Data records for software interfaces
------------------------------
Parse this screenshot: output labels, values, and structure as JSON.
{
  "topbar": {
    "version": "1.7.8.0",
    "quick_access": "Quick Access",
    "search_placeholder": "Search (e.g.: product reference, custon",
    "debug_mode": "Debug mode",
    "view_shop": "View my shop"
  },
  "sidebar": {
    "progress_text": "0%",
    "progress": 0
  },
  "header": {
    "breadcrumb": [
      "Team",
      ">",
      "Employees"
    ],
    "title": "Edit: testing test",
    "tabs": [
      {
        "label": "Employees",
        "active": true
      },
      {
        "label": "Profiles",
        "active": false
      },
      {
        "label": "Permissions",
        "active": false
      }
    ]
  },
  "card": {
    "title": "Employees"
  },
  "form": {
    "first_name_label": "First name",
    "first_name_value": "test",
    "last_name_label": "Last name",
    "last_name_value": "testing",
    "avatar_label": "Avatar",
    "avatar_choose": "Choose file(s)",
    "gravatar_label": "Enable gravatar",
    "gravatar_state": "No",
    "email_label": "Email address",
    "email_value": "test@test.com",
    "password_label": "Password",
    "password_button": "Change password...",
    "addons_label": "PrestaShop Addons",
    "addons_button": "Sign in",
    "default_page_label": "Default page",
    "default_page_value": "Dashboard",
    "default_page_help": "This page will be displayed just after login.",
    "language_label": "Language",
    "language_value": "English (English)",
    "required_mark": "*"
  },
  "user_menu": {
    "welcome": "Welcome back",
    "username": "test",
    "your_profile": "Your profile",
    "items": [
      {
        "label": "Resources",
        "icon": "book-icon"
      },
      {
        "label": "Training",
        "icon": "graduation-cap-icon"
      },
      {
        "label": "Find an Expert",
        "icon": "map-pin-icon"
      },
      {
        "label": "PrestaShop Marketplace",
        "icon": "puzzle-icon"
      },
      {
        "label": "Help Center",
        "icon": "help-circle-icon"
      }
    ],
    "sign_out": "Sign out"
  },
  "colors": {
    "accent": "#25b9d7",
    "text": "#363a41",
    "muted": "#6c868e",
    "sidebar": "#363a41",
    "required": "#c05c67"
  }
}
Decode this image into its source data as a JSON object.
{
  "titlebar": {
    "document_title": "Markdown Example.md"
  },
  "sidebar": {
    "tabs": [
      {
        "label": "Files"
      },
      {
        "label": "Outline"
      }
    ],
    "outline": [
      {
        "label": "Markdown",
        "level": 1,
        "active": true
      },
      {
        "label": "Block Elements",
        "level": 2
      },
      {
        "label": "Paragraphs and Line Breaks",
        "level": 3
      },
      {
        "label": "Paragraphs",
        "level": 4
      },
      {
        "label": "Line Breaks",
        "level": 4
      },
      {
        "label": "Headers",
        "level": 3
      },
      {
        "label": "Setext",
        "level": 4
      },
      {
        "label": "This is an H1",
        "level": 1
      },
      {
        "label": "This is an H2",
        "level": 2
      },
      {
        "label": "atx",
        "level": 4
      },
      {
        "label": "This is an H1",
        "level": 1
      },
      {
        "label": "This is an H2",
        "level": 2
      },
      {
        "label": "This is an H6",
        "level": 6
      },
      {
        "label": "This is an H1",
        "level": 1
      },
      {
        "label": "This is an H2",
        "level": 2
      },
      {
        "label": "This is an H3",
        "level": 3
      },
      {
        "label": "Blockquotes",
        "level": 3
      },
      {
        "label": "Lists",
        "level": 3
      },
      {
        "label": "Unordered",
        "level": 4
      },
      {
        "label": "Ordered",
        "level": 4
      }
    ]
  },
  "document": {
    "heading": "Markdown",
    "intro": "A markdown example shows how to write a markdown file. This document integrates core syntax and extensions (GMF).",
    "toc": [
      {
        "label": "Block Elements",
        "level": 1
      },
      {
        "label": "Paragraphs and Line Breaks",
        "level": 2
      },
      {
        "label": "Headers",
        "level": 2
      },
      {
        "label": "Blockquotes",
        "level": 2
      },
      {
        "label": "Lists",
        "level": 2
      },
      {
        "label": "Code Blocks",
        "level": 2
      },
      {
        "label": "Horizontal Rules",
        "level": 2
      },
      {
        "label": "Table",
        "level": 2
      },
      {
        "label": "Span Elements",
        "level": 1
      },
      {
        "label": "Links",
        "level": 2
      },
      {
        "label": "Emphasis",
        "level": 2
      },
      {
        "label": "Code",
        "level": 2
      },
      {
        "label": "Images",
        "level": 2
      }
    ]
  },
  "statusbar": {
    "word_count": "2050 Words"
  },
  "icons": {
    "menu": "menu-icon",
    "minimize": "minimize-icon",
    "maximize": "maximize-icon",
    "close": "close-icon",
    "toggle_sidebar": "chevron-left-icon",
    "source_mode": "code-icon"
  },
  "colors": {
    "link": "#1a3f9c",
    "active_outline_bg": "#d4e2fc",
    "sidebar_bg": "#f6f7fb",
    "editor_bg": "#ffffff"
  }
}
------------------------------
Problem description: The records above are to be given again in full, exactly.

Result:
Parse this screenshot: output labels, values, and structure as JSON.
{
  "topbar": {
    "version": "1.7.8.0",
    "quick_access": "Quick Access",
    "search_placeholder": "Search (e.g.: product reference, custon",
    "debug_mode": "Debug mode",
    "view_shop": "View my shop"
  },
  "sidebar": {
    "progress_text": "0%",
    "progress": 0
  },
  "header": {
    "breadcrumb": [
      "Team",
      ">",
      "Employees"
    ],
    "title": "Edit: testing test",
    "tabs": [
      {
        "label": "Employees",
        "active": true
      },
      {
        "label": "Profiles",
        "active": false
      },
      {
        "label": "Permissions",
        "active": false
      }
    ]
  },
  "card": {
    "title": "Employees"
  },
  "form": {
    "first_name_label": "First name",
    "first_name_value": "test",
    "last_name_label": "Last name",
    "last_name_value": "testing",
    "avatar_label": "Avatar",
    "avatar_choose": "Choose file(s)",
    "gravatar_label": "Enable gravatar",
    "gravatar_state": "No",
    "email_label": "Email address",
    "email_value": "test@test.com",
    "password_label": "Password",
    "password_button": "Change password...",
    "addons_label": "PrestaShop Addons",
    "addons_button": "Sign in",
    "default_page_label": "Default page",
    "default_page_value": "Dashboard",
    "default_page_help": "This page will be displayed just after login.",
    "language_label": "Language",
    "language_value": "English (English)",
    "required_mark": "*"
  },
  "user_menu": {
    "welcome": "Welcome back",
    "username": "test",
    "your_profile": "Your profile",
    "items": [
      {
        "label": "Resources",
        "icon": "book-icon"
      },
      {
        "label": "Training",
        "icon": "graduation-cap-icon"
      },
      {
        "label": "Find an Expert",
        "icon": "map-pin-icon"
      },
      {
        "label": "PrestaShop Marketplace",
        "icon": "puzzle-icon"
      },
      {
        "label": "Help Center",
        "icon": "help-circle-icon"
      }
    ],
    "sign_out": "Sign out"
  },
  "colors": {
    "accent": "#25b9d7",
    "text": "#363a41",
    "muted": "#6c868e",
    "sidebar": "#363a41",
    "required": "#c05c67"
  }
}
Decode this image into its source data as a JSON object.
{
  "titlebar": {
    "document_title": "Markdown Example.md"
  },
  "sidebar": {
    "tabs": [
      {
        "label": "Files"
      },
      {
        "label": "Outline"
      }
    ],
    "outline": [
      {
        "label": "Markdown",
        "level": 1,
        "active": true
      },
      {
        "label": "Block Elements",
        "level": 2
      },
      {
        "label": "Paragraphs and Line Breaks",
        "level": 3
      },
      {
        "label": "Paragraphs",
        "level": 4
      },
      {
        "label": "Line Breaks",
        "level": 4
      },
      {
        "label": "Headers",
        "level": 3
      },
      {
        "label": "Setext",
        "level": 4
      },
      {
        "label": "This is an H1",
        "level": 1
      },
      {
        "label": "This is an H2",
        "level": 2
      },
      {
        "label": "atx",
        "level": 4
      },
      {
        "label": "This is an H1",
        "level": 1
      },
      {
        "label": "This is an H2",
        "level": 2
      },
      {
        "label": "This is an H6",
        "level": 6
      },
      {
        "label": "This is an H1",
        "level": 1
      },
      {
        "label": "This is an H2",
        "level": 2
      },
      {
        "label": "This is an H3",
        "level": 3
      },
      {
        "label": "Blockquotes",
        "level": 3
      },
      {
        "label": "Lists",
        "level": 3
      },
      {
        "label": "Unordered",
        "level": 4
      },
      {
        "label": "Ordered",
        "level": 4
      }
    ]
  },
  "document": {
    "heading": "Markdown",
    "intro": "A markdown example shows how to write a markdown file. This document integrates core syntax and extensions (GMF).",
    "toc": [
      {
        "label": "Block Elements",
        "level": 1
      },
      {
        "label": "Paragraphs and Line Breaks",
        "level": 2
      },
      {
        "label": "Headers",
        "level": 2
      },
      {
        "label": "Blockquotes",
        "level": 2
      },
      {
        "label": "Lists",
        "level": 2
      },
      {
        "label": "Code Blocks",
        "level": 2
      },
      {
        "label": "Horizontal Rules",
        "level": 2
      },
      {
        "label": "Table",
        "level": 2
      },
      {
        "label": "Span Elements",
        "level": 1
      },
      {
        "label": "Links",
        "level": 2
      },
      {
        "label": "Emphasis",
        "level": 2
      },
      {
        "label": "Code",
        "level": 2
      },
      {
        "label": "Images",
        "level": 2
      }
    ]
  },
  "statusbar": {
    "word_count": "2050 Words"
  },
  "icons": {
    "menu": "menu-icon",
    "minimize": "minimize-icon",
    "maximize": "maximize-icon",
    "close": "close-icon",
    "toggle_sidebar": "chevron-left-icon",
    "source_mode": "code-icon"
  },
  "colors": {
    "link": "#1a3f9c",
    "active_outline_bg": "#d4e2fc",
    "sidebar_bg": "#f6f7fb",
    "editor_bg": "#ffffff"
  }
}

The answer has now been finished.